• [Aim of the task]: Reproduce the data word for word, keeping every line complete.

[Source records]

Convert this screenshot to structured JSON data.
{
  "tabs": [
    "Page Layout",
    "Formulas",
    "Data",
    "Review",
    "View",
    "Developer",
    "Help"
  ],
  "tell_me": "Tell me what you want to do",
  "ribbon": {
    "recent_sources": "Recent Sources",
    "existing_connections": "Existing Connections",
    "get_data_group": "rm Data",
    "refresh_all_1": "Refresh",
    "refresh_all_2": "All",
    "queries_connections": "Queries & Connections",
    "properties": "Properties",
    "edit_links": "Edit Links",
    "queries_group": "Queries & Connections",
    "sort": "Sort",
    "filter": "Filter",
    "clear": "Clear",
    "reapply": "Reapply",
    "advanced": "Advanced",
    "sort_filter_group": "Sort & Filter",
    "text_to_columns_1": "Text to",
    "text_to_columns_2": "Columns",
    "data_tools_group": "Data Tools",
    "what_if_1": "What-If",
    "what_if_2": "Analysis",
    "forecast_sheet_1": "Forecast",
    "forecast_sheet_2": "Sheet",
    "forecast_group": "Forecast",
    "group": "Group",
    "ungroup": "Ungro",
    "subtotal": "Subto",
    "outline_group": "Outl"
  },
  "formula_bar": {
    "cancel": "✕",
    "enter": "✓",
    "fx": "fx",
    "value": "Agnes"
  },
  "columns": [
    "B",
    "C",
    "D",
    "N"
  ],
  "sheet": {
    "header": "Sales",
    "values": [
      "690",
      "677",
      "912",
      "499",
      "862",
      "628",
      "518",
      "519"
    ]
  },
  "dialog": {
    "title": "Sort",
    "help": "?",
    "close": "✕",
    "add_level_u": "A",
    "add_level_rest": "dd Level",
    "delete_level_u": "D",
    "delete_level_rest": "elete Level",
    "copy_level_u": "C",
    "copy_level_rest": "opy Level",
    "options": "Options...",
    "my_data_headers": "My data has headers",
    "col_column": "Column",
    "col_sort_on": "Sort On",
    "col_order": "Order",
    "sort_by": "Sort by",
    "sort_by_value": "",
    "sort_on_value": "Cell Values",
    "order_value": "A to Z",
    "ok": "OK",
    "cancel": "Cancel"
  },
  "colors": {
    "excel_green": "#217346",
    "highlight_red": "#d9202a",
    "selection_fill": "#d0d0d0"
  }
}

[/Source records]

• [Task output]:
Convert this screenshot to structured JSON data.
{
  "tabs": [
    "Page Layout",
    "Formulas",
    "Data",
    "Review",
    "View",
    "Developer",
    "Help"
  ],
  "tell_me": "Tell me what you want to do",
  "ribbon": {
    "recent_sources": "Recent Sources",
    "existing_connections": "Existing Connections",
    "get_data_group": "rm Data",
    "refresh_all_1": "Refresh",
    "refresh_all_2": "All",
    "queries_connections": "Queries & Connections",
    "properties": "Properties",
    "edit_links": "Edit Links",
    "queries_group": "Queries & Connections",
    "sort": "Sort",
    "filter": "Filter",
    "clear": "Clear",
    "reapply": "Reapply",
    "advanced": "Advanced",
    "sort_filter_group": "Sort & Filter",
    "text_to_columns_1": "Text to",
    "text_to_columns_2": "Columns",
    "data_tools_group": "Data Tools",
    "what_if_1": "What-If",
    "what_if_2": "Analysis",
    "forecast_sheet_1": "Forecast",
    "forecast_sheet_2": "Sheet",
    "forecast_group": "Forecast",
    "group": "Group",
    "ungroup": "Ungro",
    "subtotal": "Subto",
    "outline_group": "Outl"
  },
  "formula_bar": {
    "cancel": "✕",
    "enter": "✓",
    "fx": "fx",
    "value": "Agnes"
  },
  "columns": [
    "B",
    "C",
    "D",
    "N"
  ],
  "sheet": {
    "header": "Sales",
    "values": [
      "690",
      "677",
      "912",
      "499",
      "862",
      "628",
      "518",
      "519"
    ]
  },
  "dialog": {
    "title": "Sort",
    "help": "?",
    "close": "✕",
    "add_level_u": "A",
    "add_level_rest": "dd Level",
    "delete_level_u": "D",
    "delete_level_rest": "elete Level",
    "copy_level_u": "C",
    "copy_level_rest": "opy Level",
    "options": "Options...",
    "my_data_headers": "My data has headers",
    "col_column": "Column",
    "col_sort_on": "Sort On",
    "col_order": "Order",
    "sort_by": "Sort by",
    "sort_by_value": "",
    "sort_on_value": "Cell Values",
    "order_value": "A to Z",
    "ok": "OK",
    "cancel": "Cancel"
  },
  "colors": {
    "excel_green": "#217346",
    "highlight_red": "#d9202a",
    "selection_fill": "#d0d0d0"
  }
}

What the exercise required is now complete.